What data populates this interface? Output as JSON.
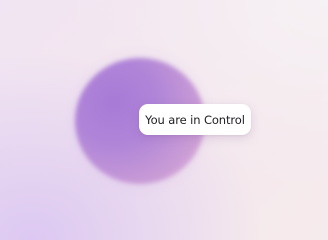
{
  "badge": {
    "label": "You are in Control"
  },
  "colors": {
    "orb_primary": "#a77ad6",
    "orb_secondary": "#e6b8d8",
    "background": "#f3e6ee",
    "pill_background": "#ffffff",
    "text": "#1c1c22"
  }
}
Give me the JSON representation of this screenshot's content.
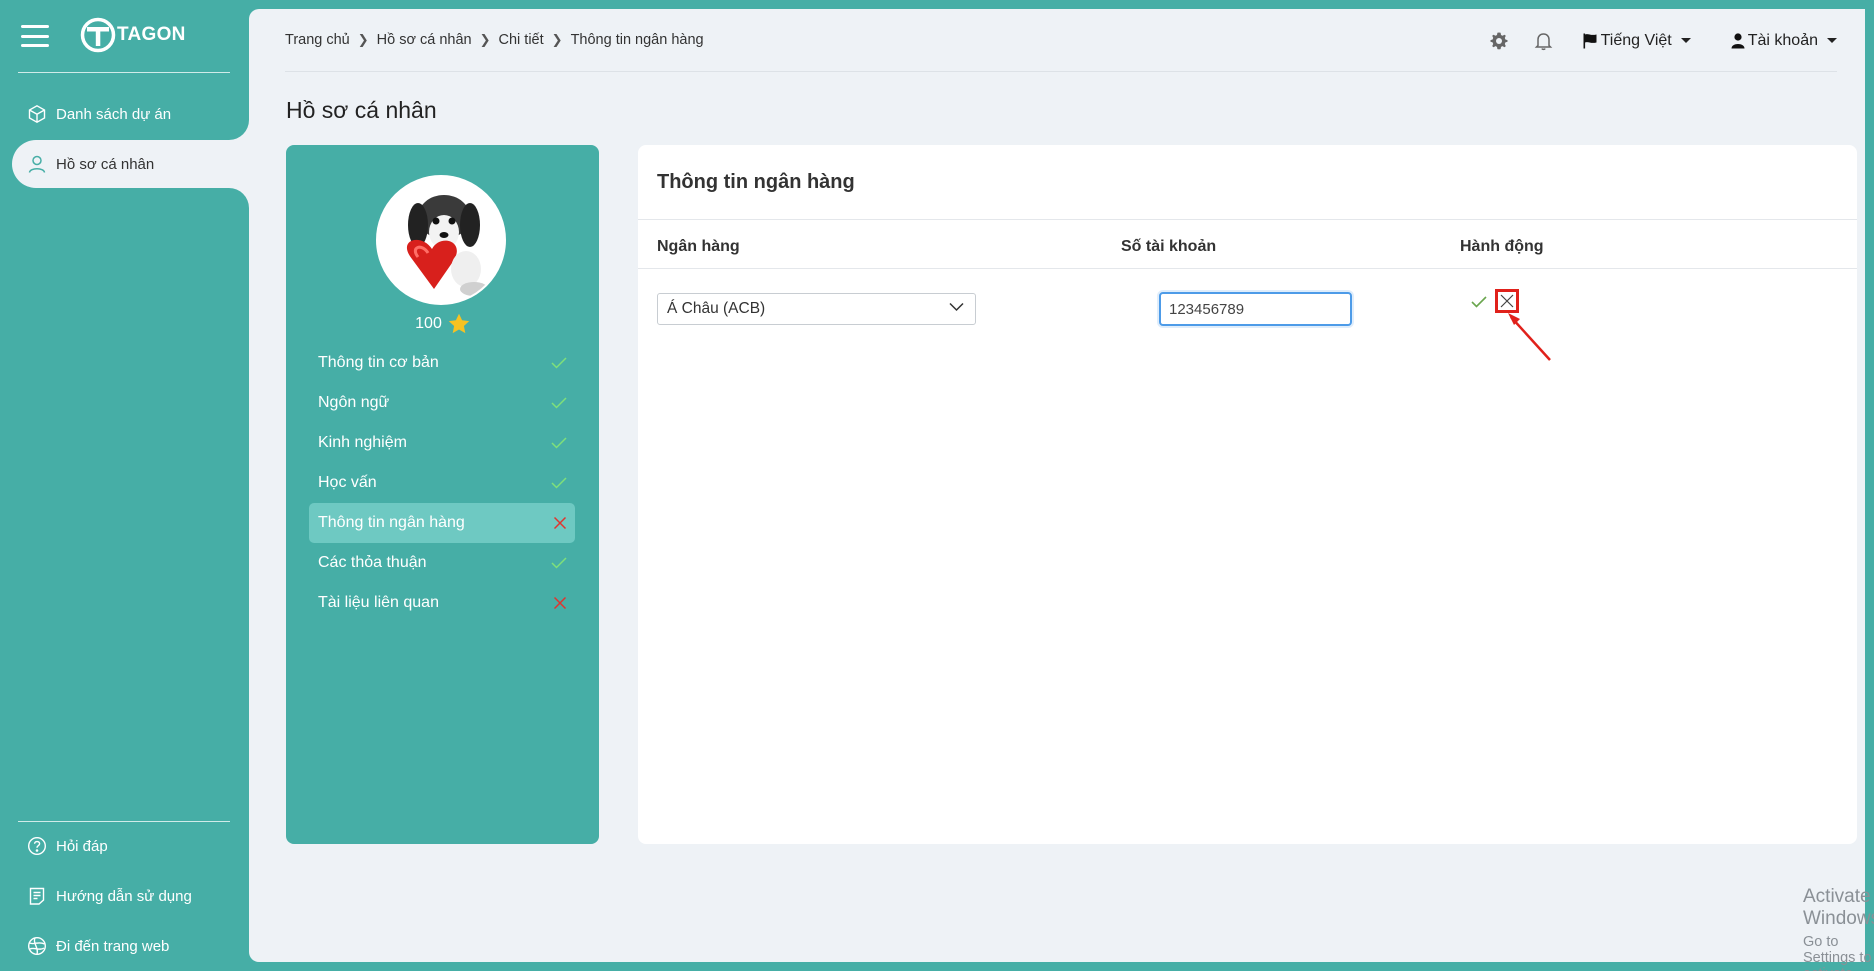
{
  "brand": {
    "logo_text": "TAGON"
  },
  "sidebar": {
    "items": [
      {
        "label": "Danh sách dự án",
        "icon": "cube-icon"
      },
      {
        "label": "Hồ sơ cá nhân",
        "icon": "user-icon",
        "active": true
      }
    ],
    "bottom_items": [
      {
        "label": "Hỏi đáp",
        "icon": "question-circle-icon"
      },
      {
        "label": "Hướng dẫn sử dụng",
        "icon": "document-icon"
      },
      {
        "label": "Đi đến trang web",
        "icon": "globe-icon"
      }
    ]
  },
  "header": {
    "breadcrumb": [
      "Trang chủ",
      "Hồ sơ cá nhân",
      "Chi tiết",
      "Thông tin ngân hàng"
    ],
    "language": "Tiếng Việt",
    "account": "Tài khoản"
  },
  "page": {
    "title": "Hồ sơ cá nhân"
  },
  "profile": {
    "score": "100",
    "steps": [
      {
        "label": "Thông tin cơ bản",
        "status": "done"
      },
      {
        "label": "Ngôn ngữ",
        "status": "done"
      },
      {
        "label": "Kinh nghiệm",
        "status": "done"
      },
      {
        "label": "Học vấn",
        "status": "done"
      },
      {
        "label": "Thông tin ngân hàng",
        "status": "missing",
        "active": true
      },
      {
        "label": "Các thỏa thuận",
        "status": "done"
      },
      {
        "label": "Tài liệu liên quan",
        "status": "missing"
      }
    ]
  },
  "bank": {
    "title": "Thông tin ngân hàng",
    "columns": {
      "bank": "Ngân hàng",
      "account": "Số tài khoản",
      "action": "Hành động"
    },
    "row": {
      "bank": "Á Châu (ACB)",
      "account_number": "123456789"
    }
  },
  "colors": {
    "brand": "#46aea6",
    "check": "#7fe07a",
    "cross": "#e0342e",
    "annotation": "#e0211b"
  },
  "watermark": {
    "line1": "Activate Windows",
    "line2": "Go to Settings to activate Windows."
  }
}
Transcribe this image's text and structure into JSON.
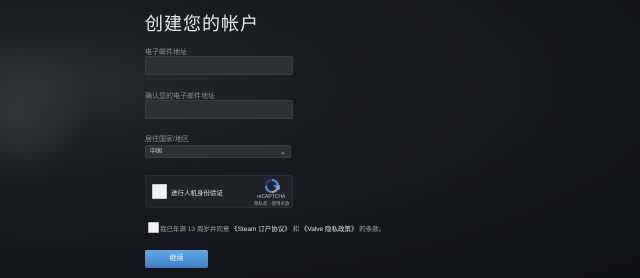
{
  "page": {
    "title": "创建您的帐户"
  },
  "form": {
    "email_label": "电子邮件地址",
    "email_value": "",
    "confirm_email_label": "确认您的电子邮件地址",
    "confirm_email_value": "",
    "country_label": "居住国家/地区",
    "country_selected": "中国"
  },
  "captcha": {
    "label": "进行人机身份验证",
    "brand": "reCAPTCHA",
    "privacy_link": "隐私权",
    "terms_link": "使用条款",
    "checked": false
  },
  "agreement": {
    "prefix": "我已年满 13 周岁并同意",
    "steam_agreement": "《Steam 订户协议》",
    "and": "和",
    "valve_privacy": "《Valve 隐私政策》",
    "suffix": "的条款。",
    "checked": false
  },
  "actions": {
    "continue_label": "继续"
  },
  "colors": {
    "background": "#141518",
    "input_background": "#2e3034",
    "button_gradient_top": "#63a9e6",
    "button_gradient_bottom": "#3c7fc2",
    "recaptcha_blue": "#4a8af4"
  }
}
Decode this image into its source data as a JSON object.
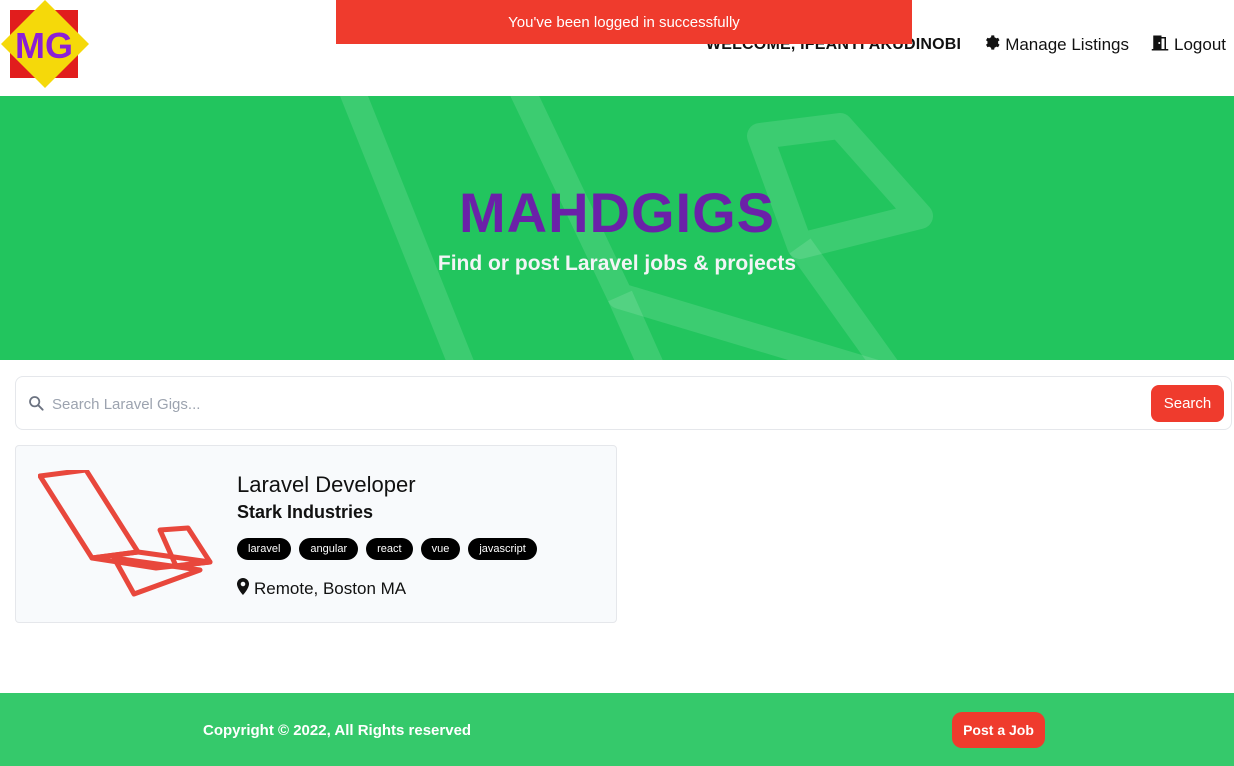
{
  "flash": {
    "message": "You've been logged in successfully"
  },
  "header": {
    "logo_text": "MG",
    "welcome": "WELCOME, IFEANYI AKUDINOBI",
    "manage_listings": "Manage Listings",
    "logout": "Logout"
  },
  "hero": {
    "title": "MAHDGIGS",
    "subtitle": "Find or post Laravel jobs & projects"
  },
  "search": {
    "placeholder": "Search Laravel Gigs...",
    "button_label": "Search"
  },
  "listings": [
    {
      "title": "Laravel Developer",
      "company": "Stark Industries",
      "tags": [
        "laravel",
        "angular",
        "react",
        "vue",
        "javascript"
      ],
      "location": "Remote, Boston MA"
    }
  ],
  "footer": {
    "copyright": "Copyright © 2022, All Rights reserved",
    "post_job": "Post a Job"
  },
  "colors": {
    "brand_green": "#22c55e",
    "accent_red": "#ef3b2d",
    "title_purple": "#6b21a8",
    "logo_yellow": "#f5d90a",
    "logo_red": "#e11d1d"
  },
  "icons": {
    "manage": "gear-icon",
    "logout": "door-icon",
    "search": "search-icon",
    "location": "map-pin-icon",
    "listing": "laravel-logo-icon"
  }
}
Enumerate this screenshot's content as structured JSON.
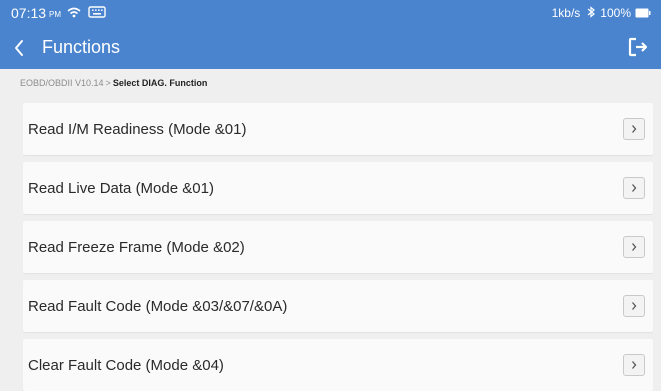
{
  "status_bar": {
    "time": "07:13",
    "ampm": "PM",
    "net_speed": "1kb/s",
    "battery": "100%"
  },
  "title_bar": {
    "title": "Functions"
  },
  "breadcrumb": {
    "path": "EOBD/OBDII V10.14",
    "separator": ">",
    "current": "Select DIAG. Function"
  },
  "menu": {
    "items": [
      {
        "label": "Read I/M Readiness (Mode &01)"
      },
      {
        "label": "Read Live Data (Mode &01)"
      },
      {
        "label": "Read Freeze Frame (Mode &02)"
      },
      {
        "label": "Read Fault Code (Mode &03/&07/&0A)"
      },
      {
        "label": "Clear Fault Code (Mode &04)"
      }
    ]
  },
  "colors": {
    "header_bg": "#4a84cf",
    "page_bg": "#efefef",
    "item_bg": "#fafafa"
  },
  "icons": {
    "wifi": "wifi-icon",
    "keyboard": "keyboard-icon",
    "bluetooth": "bluetooth-icon",
    "battery": "battery-icon",
    "back": "chevron-left-icon",
    "exit": "exit-icon",
    "item_arrow": "chevron-right-icon"
  }
}
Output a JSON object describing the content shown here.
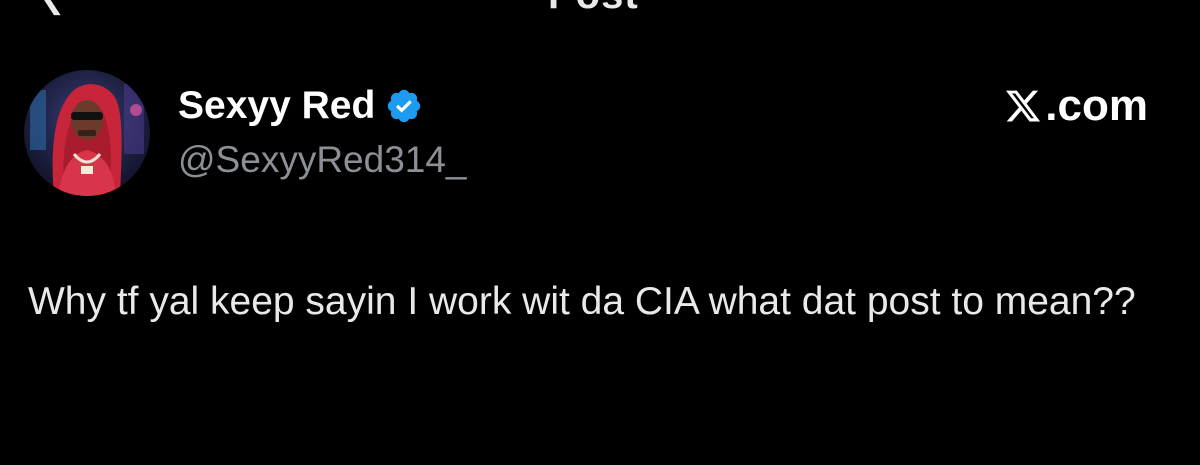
{
  "header": {
    "back_icon": "back-arrow-icon",
    "title": "Post"
  },
  "author": {
    "display_name": "Sexyy Red",
    "handle": "@SexyyRed314_",
    "verified": true,
    "verified_color": "#1d9bf0"
  },
  "site": {
    "logo_letter": "X",
    "logo_suffix": ".com"
  },
  "post": {
    "text": "Why tf yal keep sayin I work wit da CIA what dat post to mean??"
  },
  "colors": {
    "background": "#000000",
    "text_primary": "#e7e9ea",
    "text_secondary": "#8b9096",
    "accent": "#1d9bf0"
  }
}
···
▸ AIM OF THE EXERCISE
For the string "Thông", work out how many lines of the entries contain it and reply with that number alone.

▸ SOLVED EXERCISE
4